This animal is one of the earliest relatives of Velociraptor, the famous dromaeosaurid theropod dinosaur that lived approximately 75 million years ago. Wulong’s closest well-known relative would have been Microraptor, a genus of small, four-winged paravian dinosaurs.

The discovery is significant not only because it describes a dinosaur that is new to science, but also because it shows connection between birds and dinosaurs.

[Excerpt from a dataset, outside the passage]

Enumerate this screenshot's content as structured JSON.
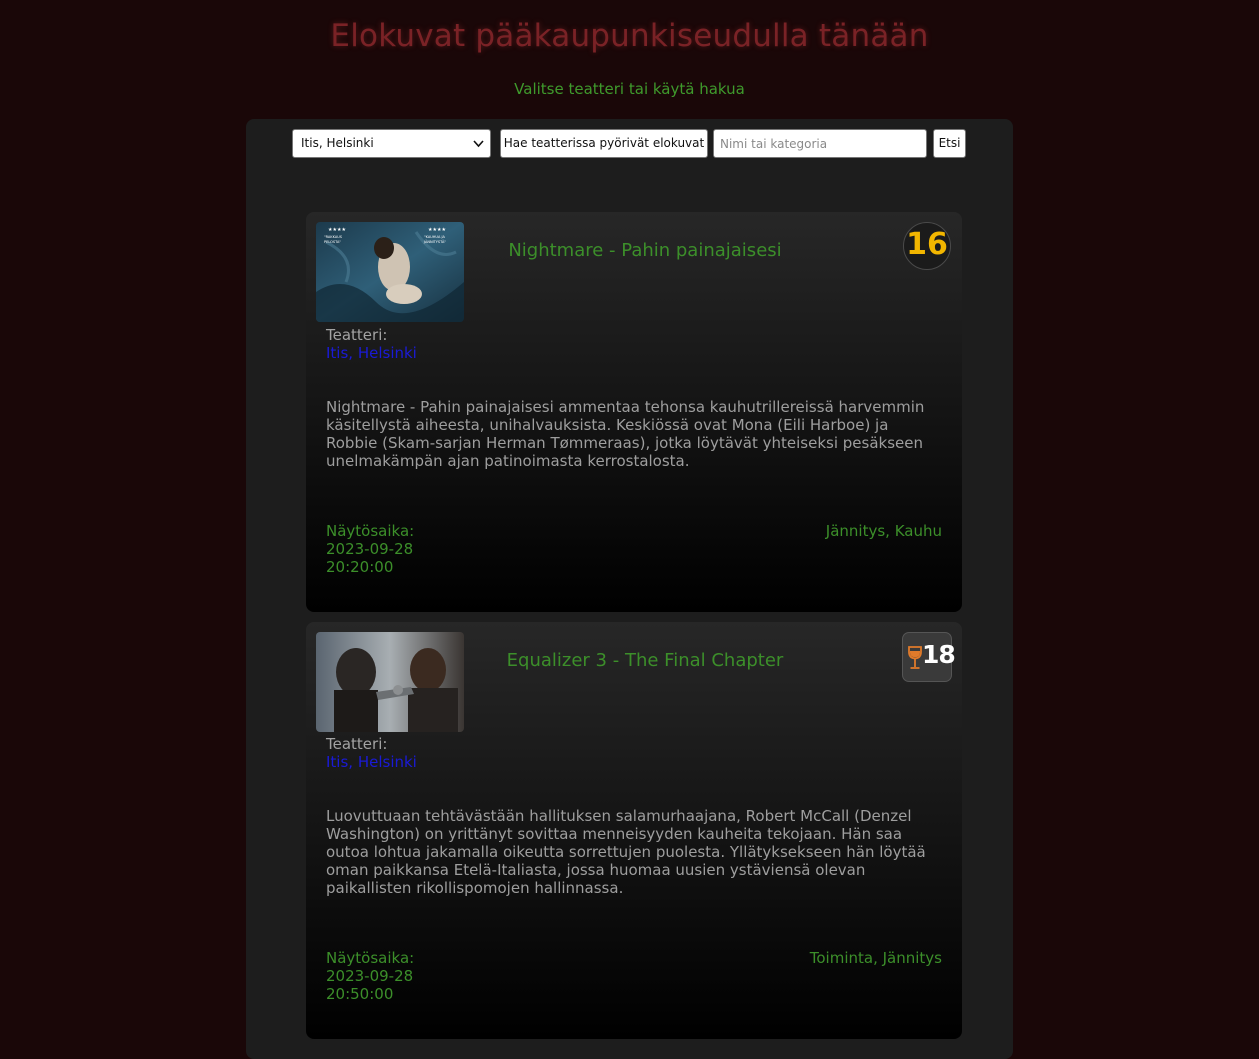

“The specimen has feathers on its limbs and tail that we associate with adult birds, but it had other features that made us think it was a juvenile,” said Poust. To understand this contradiction, the scientists cut up several bones of the new dinosaur to examine under a microscope. This technique, called bone histology, is becoming a regular part of the paleontology toolbox, but it’s still sometimes difficult to convince museums to let a researcher remove part of a nice skeleton. “Thankfully, our coauthors at the Dalian Natural History Museum were really forward-thinking and allowed us to apply these techniques, not only to Wulong, but also to another dinosaur, a close relative that looked more adult called Sinornithosaurus.”

The bones showed that the new dinosaur was a juvenile. This means that at least some dinosaurs were getting very mature looking feathers well before they were done growing. Birds grow up very fast and often don’t get their adult plumage until well after they are full-sized. Showy feathers, especially those used for mating, are particularly delayed. And yet here was an immature dinosaur with two long feathers extending beyond the tip of the tail.

“Either the young dinosaurs needed these tail feathers for some function we don’t know about, or they were growing their feathers really differently from most living birds,” explained Poust.

An additional surprise came from the second dinosaur the scientists sampled; Sinornithosaurus wasn’t done growing either. The bone tissue was that of an actively growing animal and it lacked an External Fundamental System: a structure on the outside of the bone that vertebrates form when they’re full size. “Here was an animal that was large and had adult looking bones: we thought it was going to be mature, but histology proved that idea wrong. It was older than Wulong, but seems to have been still growing. Researchers need to be really careful about determining whether a specimen is adult or not. Until we learn a lot more, histology is really the most dependable way.”

In spite of these cautions, Poust says there is a lot more to learn about dinosaurs.

“We’re talking about animals that lived twice as long ago as T. rex, so it’s pretty amazing how well preserved they are. It’s really very exciting to see inside these animals for the first time.”

About the Jehol Biota

The area in which the specimen was found is one of the richest fossil deposits in the world. The Jehol biota is known for the incredible variety of animals that were alive at the time. It is also one of the earliest bird-rich environments, where birds, bird-like dinosaurs, and pterosaurs all shared the same habitat.

“There was a lot of flying, gliding, and flapping around these ancient lakes,” says Poust. “As we continue to discover more about the diversity of these small animals it becomes interesting how they all might have fit into the ecosystem.” Other important changes were happening at the same time in the Early Cretaceous, including the spread of flowering plants. “It was an alien world, but with some of the earliest feathers and earliest flowers, it would have been a pretty one.”

Naturalis museum video


This 15 January 2020 video from Leiden in the Netherlands says about itself:

We are Naturalis Biodiversity Center. Through our impressive collection, knowledge and data, we record all life on Earth. This is important, as our future depends on biodiversity. Everything in nature is connected, and balance is vitally important for its continued existence. Naturalis has a passion for nature. We research nature in order to preserve biodiversity. This is how we contribute to solutions for major, global issues involving climate, living environment, food supply and medicine.